- TASK OBJECTIVE -
Your answer must be an exact copy of the data, without any pictures.

═════ MATERIAL SHOWN ═════

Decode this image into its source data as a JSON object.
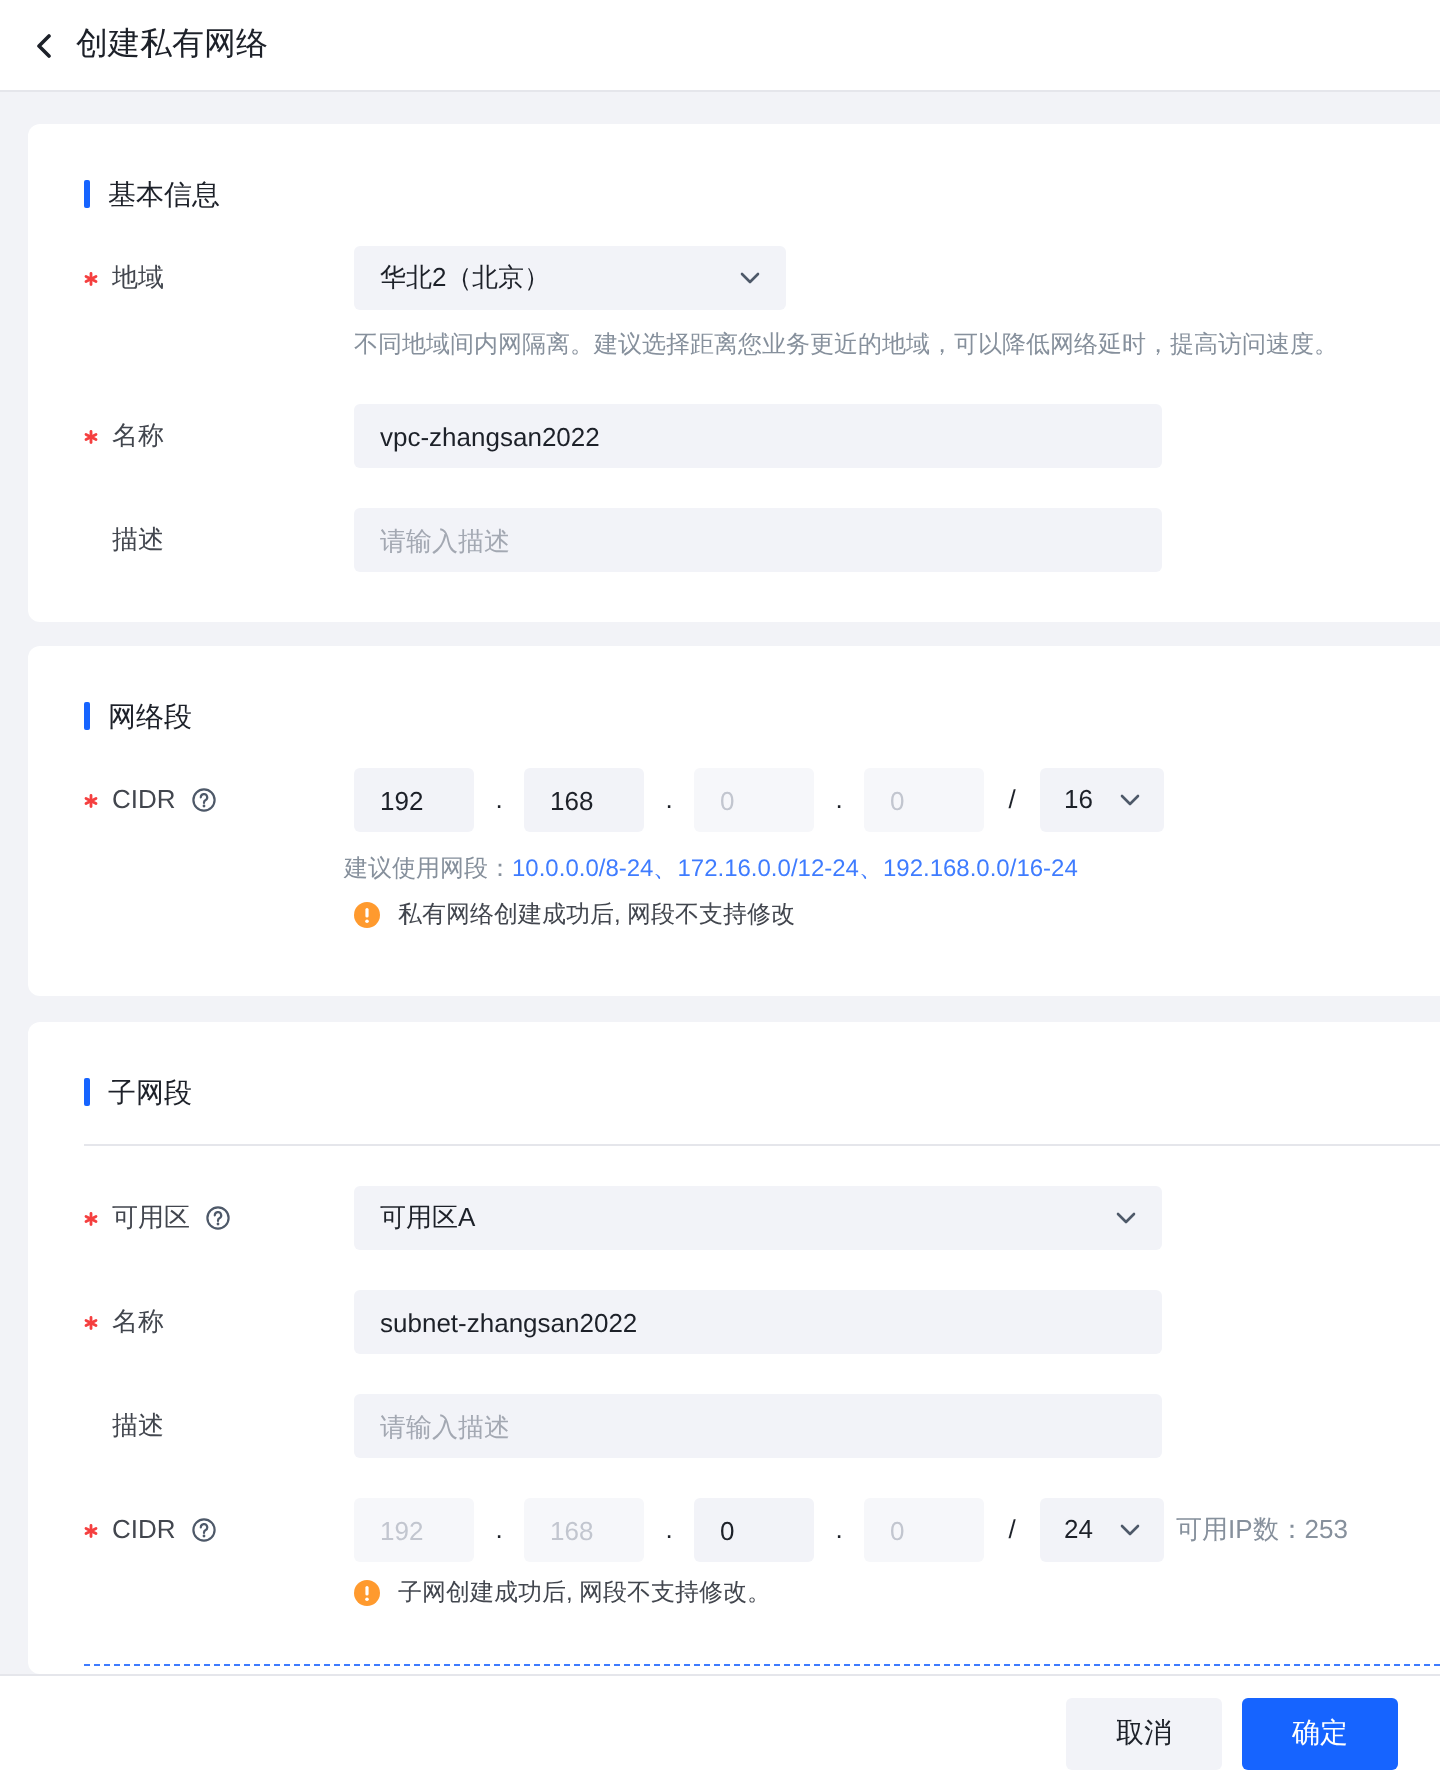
{
  "header": {
    "title": "创建私有网络"
  },
  "sections": [
    {
      "title": "基本信息",
      "divider": false,
      "fields": [
        {
          "kind": "region",
          "label": "地域",
          "required": true,
          "help": false,
          "value": "华北2（北京）",
          "hint": "不同地域间内网隔离。建议选择距离您业务更近的地域，可以降低网络延时，提高访问速度。"
        },
        {
          "kind": "text",
          "label": "名称",
          "required": true,
          "help": false,
          "value": "vpc-zhangsan2022"
        },
        {
          "kind": "text",
          "label": "描述",
          "required": false,
          "help": false,
          "placeholder": "请输入描述"
        }
      ]
    },
    {
      "title": "网络段",
      "divider": false,
      "fields": [
        {
          "kind": "cidr",
          "label": "CIDR",
          "required": true,
          "help": true,
          "octets": [
            {
              "value": "192",
              "disabled": false
            },
            {
              "value": "168",
              "disabled": false
            },
            {
              "value": "0",
              "disabled": true
            },
            {
              "value": "0",
              "disabled": true
            }
          ],
          "dots": [
            ".",
            ".",
            "."
          ],
          "slash": "/",
          "mask": "16",
          "suggestion": {
            "label": "建议使用网段：",
            "ranges": "10.0.0.0/8-24、172.16.0.0/12-24、192.168.0.0/16-24"
          },
          "warning": "私有网络创建成功后, 网段不支持修改"
        }
      ]
    },
    {
      "title": "子网段",
      "divider": true,
      "fields": [
        {
          "kind": "select",
          "label": "可用区",
          "required": true,
          "help": true,
          "value": "可用区A"
        },
        {
          "kind": "text",
          "label": "名称",
          "required": true,
          "help": false,
          "value": "subnet-zhangsan2022"
        },
        {
          "kind": "text",
          "label": "描述",
          "required": false,
          "help": false,
          "placeholder": "请输入描述"
        },
        {
          "kind": "cidr",
          "label": "CIDR",
          "required": true,
          "help": true,
          "octets": [
            {
              "value": "192",
              "disabled": true
            },
            {
              "value": "168",
              "disabled": true
            },
            {
              "value": "0",
              "disabled": false
            },
            {
              "value": "0",
              "disabled": true
            }
          ],
          "dots": [
            ".",
            ".",
            "."
          ],
          "slash": "/",
          "mask": "24",
          "available": "可用IP数：253",
          "warning": "子网创建成功后, 网段不支持修改。"
        }
      ]
    }
  ],
  "footer": {
    "buttons": [
      {
        "label": "取消",
        "kind": "secondary"
      },
      {
        "label": "确定",
        "kind": "primary"
      }
    ]
  }
}
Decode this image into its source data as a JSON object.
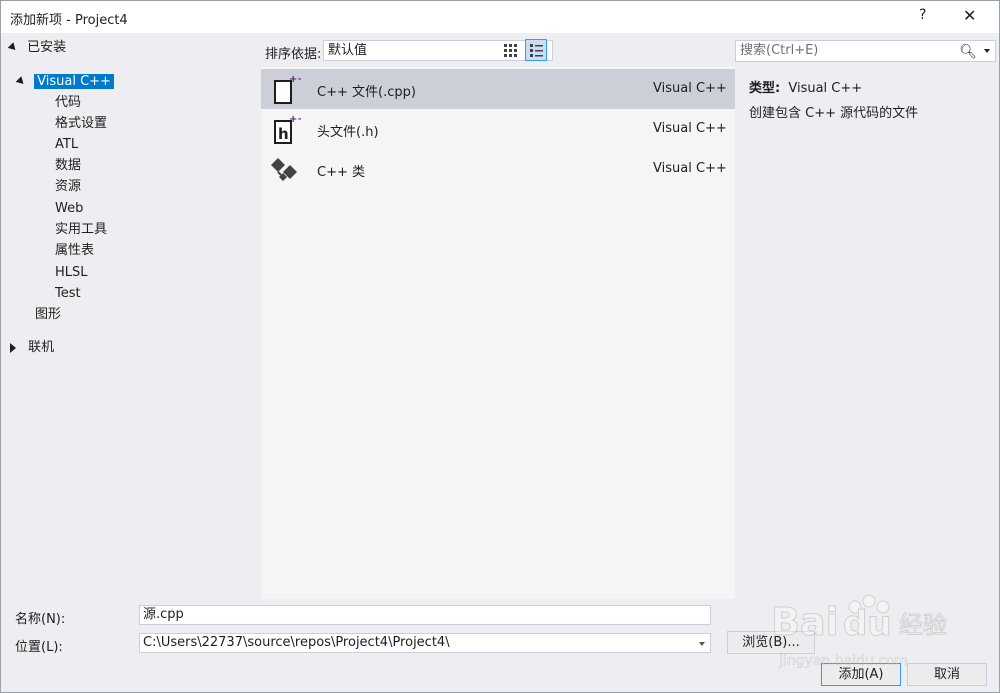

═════

- YOUR SOLUTION -
Decode this image into its source data as a JSON object.
{
  "header": {
    "title": "创建私有网络"
  },
  "sections": [
    {
      "title": "基本信息",
      "divider": false,
      "fields": [
        {
          "kind": "region",
          "label": "地域",
          "required": true,
          "help": false,
          "value": "华北2（北京）",
          "hint": "不同地域间内网隔离。建议选择距离您业务更近的地域，可以降低网络延时，提高访问速度。"
        },
        {
          "kind": "text",
          "label": "名称",
          "required": true,
          "help": false,
          "value": "vpc-zhangsan2022"
        },
        {
          "kind": "text",
          "label": "描述",
          "required": false,
          "help": false,
          "placeholder": "请输入描述"
        }
      ]
    },
    {
      "title": "网络段",
      "divider": false,
      "fields": [
        {
          "kind": "cidr",
          "label": "CIDR",
          "required": true,
          "help": true,
          "octets": [
            {
              "value": "192",
              "disabled": false
            },
            {
              "value": "168",
              "disabled": false
            },
            {
              "value": "0",
              "disabled": true
            },
            {
              "value": "0",
              "disabled": true
            }
          ],
          "dots": [
            ".",
            ".",
            "."
          ],
          "slash": "/",
          "mask": "16",
          "suggestion": {
            "label": "建议使用网段：",
            "ranges": "10.0.0.0/8-24、172.16.0.0/12-24、192.168.0.0/16-24"
          },
          "warning": "私有网络创建成功后, 网段不支持修改"
        }
      ]
    },
    {
      "title": "子网段",
      "divider": true,
      "fields": [
        {
          "kind": "select",
          "label": "可用区",
          "required": true,
          "help": true,
          "value": "可用区A"
        },
        {
          "kind": "text",
          "label": "名称",
          "required": true,
          "help": false,
          "value": "subnet-zhangsan2022"
        },
        {
          "kind": "text",
          "label": "描述",
          "required": false,
          "help": false,
          "placeholder": "请输入描述"
        },
        {
          "kind": "cidr",
          "label": "CIDR",
          "required": true,
          "help": true,
          "octets": [
            {
              "value": "192",
              "disabled": true
            },
            {
              "value": "168",
              "disabled": true
            },
            {
              "value": "0",
              "disabled": false
            },
            {
              "value": "0",
              "disabled": true
            }
          ],
          "dots": [
            ".",
            ".",
            "."
          ],
          "slash": "/",
          "mask": "24",
          "available": "可用IP数：253",
          "warning": "子网创建成功后, 网段不支持修改。"
        }
      ]
    }
  ],
  "footer": {
    "buttons": [
      {
        "label": "取消",
        "kind": "secondary"
      },
      {
        "label": "确定",
        "kind": "primary"
      }
    ]
  }
}
Decode this image into its source data as a JSON object.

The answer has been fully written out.